### What this task involves
Write out the whole listing exactly.

### Available data
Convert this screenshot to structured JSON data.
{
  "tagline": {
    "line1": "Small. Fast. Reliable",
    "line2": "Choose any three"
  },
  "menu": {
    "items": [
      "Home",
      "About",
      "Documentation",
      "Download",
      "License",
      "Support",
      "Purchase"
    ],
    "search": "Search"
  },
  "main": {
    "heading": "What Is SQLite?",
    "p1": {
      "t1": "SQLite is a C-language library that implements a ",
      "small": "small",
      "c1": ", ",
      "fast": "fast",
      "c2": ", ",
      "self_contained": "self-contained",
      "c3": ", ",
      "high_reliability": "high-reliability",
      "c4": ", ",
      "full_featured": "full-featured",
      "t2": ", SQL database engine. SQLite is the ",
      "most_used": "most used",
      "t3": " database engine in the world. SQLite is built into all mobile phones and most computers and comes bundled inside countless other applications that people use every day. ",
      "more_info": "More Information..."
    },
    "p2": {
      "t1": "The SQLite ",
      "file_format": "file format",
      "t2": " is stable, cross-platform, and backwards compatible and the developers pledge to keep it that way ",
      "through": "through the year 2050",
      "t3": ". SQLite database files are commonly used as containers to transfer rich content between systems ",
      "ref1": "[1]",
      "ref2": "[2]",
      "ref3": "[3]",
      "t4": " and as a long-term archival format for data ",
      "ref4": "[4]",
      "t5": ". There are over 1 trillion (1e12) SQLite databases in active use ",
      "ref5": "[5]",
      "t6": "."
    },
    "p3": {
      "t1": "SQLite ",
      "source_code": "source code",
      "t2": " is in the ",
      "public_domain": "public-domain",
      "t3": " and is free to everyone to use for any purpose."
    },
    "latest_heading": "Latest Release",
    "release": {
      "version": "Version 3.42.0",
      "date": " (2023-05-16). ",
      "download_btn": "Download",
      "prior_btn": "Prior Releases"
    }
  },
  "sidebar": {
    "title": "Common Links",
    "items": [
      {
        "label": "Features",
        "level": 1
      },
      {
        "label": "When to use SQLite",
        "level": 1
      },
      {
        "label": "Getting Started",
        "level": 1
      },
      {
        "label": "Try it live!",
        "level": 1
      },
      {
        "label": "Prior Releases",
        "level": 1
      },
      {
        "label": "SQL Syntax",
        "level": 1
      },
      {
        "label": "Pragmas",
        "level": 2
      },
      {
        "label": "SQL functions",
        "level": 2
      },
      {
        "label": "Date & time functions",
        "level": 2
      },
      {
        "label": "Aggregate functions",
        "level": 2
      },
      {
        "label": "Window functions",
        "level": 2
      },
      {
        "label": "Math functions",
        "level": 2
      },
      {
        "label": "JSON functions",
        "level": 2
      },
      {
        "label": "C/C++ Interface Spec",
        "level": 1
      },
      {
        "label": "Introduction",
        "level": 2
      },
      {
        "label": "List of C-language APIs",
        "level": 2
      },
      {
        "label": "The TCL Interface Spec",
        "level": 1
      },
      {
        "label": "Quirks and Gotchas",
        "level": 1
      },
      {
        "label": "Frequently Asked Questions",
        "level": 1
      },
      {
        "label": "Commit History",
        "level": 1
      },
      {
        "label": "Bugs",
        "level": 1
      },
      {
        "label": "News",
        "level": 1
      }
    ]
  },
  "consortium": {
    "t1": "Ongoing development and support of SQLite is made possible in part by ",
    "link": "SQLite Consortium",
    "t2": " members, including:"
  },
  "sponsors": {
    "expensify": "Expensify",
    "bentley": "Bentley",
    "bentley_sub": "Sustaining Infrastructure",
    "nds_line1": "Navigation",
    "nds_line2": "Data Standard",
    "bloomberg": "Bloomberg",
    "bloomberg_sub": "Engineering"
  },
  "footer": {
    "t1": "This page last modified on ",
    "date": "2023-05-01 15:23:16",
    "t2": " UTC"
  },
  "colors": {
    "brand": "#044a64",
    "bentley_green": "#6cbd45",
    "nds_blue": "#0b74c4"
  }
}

### Output of the task
Convert this screenshot to structured JSON data.
{
  "tagline": {
    "line1": "Small. Fast. Reliable",
    "line2": "Choose any three"
  },
  "menu": {
    "items": [
      "Home",
      "About",
      "Documentation",
      "Download",
      "License",
      "Support",
      "Purchase"
    ],
    "search": "Search"
  },
  "main": {
    "heading": "What Is SQLite?",
    "p1": {
      "t1": "SQLite is a C-language library that implements a ",
      "small": "small",
      "c1": ", ",
      "fast": "fast",
      "c2": ", ",
      "self_contained": "self-contained",
      "c3": ", ",
      "high_reliability": "high-reliability",
      "c4": ", ",
      "full_featured": "full-featured",
      "t2": ", SQL database engine. SQLite is the ",
      "most_used": "most used",
      "t3": " database engine in the world. SQLite is built into all mobile phones and most computers and comes bundled inside countless other applications that people use every day. ",
      "more_info": "More Information..."
    },
    "p2": {
      "t1": "The SQLite ",
      "file_format": "file format",
      "t2": " is stable, cross-platform, and backwards compatible and the developers pledge to keep it that way ",
      "through": "through the year 2050",
      "t3": ". SQLite database files are commonly used as containers to transfer rich content between systems ",
      "ref1": "[1]",
      "ref2": "[2]",
      "ref3": "[3]",
      "t4": " and as a long-term archival format for data ",
      "ref4": "[4]",
      "t5": ". There are over 1 trillion (1e12) SQLite databases in active use ",
      "ref5": "[5]",
      "t6": "."
    },
    "p3": {
      "t1": "SQLite ",
      "source_code": "source code",
      "t2": " is in the ",
      "public_domain": "public-domain",
      "t3": " and is free to everyone to use for any purpose."
    },
    "latest_heading": "Latest Release",
    "release": {
      "version": "Version 3.42.0",
      "date": " (2023-05-16). ",
      "download_btn": "Download",
      "prior_btn": "Prior Releases"
    }
  },
  "sidebar": {
    "title": "Common Links",
    "items": [
      {
        "label": "Features",
        "level": 1
      },
      {
        "label": "When to use SQLite",
        "level": 1
      },
      {
        "label": "Getting Started",
        "level": 1
      },
      {
        "label": "Try it live!",
        "level": 1
      },
      {
        "label": "Prior Releases",
        "level": 1
      },
      {
        "label": "SQL Syntax",
        "level": 1
      },
      {
        "label": "Pragmas",
        "level": 2
      },
      {
        "label": "SQL functions",
        "level": 2
      },
      {
        "label": "Date & time functions",
        "level": 2
      },
      {
        "label": "Aggregate functions",
        "level": 2
      },
      {
        "label": "Window functions",
        "level": 2
      },
      {
        "label": "Math functions",
        "level": 2
      },
      {
        "label": "JSON functions",
        "level": 2
      },
      {
        "label": "C/C++ Interface Spec",
        "level": 1
      },
      {
        "label": "Introduction",
        "level": 2
      },
      {
        "label": "List of C-language APIs",
        "level": 2
      },
      {
        "label": "The TCL Interface Spec",
        "level": 1
      },
      {
        "label": "Quirks and Gotchas",
        "level": 1
      },
      {
        "label": "Frequently Asked Questions",
        "level": 1
      },
      {
        "label": "Commit History",
        "level": 1
      },
      {
        "label": "Bugs",
        "level": 1
      },
      {
        "label": "News",
        "level": 1
      }
    ]
  },
  "consortium": {
    "t1": "Ongoing development and support of SQLite is made possible in part by ",
    "link": "SQLite Consortium",
    "t2": " members, including:"
  },
  "sponsors": {
    "expensify": "Expensify",
    "bentley": "Bentley",
    "bentley_sub": "Sustaining Infrastructure",
    "nds_line1": "Navigation",
    "nds_line2": "Data Standard",
    "bloomberg": "Bloomberg",
    "bloomberg_sub": "Engineering"
  },
  "footer": {
    "t1": "This page last modified on ",
    "date": "2023-05-01 15:23:16",
    "t2": " UTC"
  },
  "colors": {
    "brand": "#044a64",
    "bentley_green": "#6cbd45",
    "nds_blue": "#0b74c4"
  }
}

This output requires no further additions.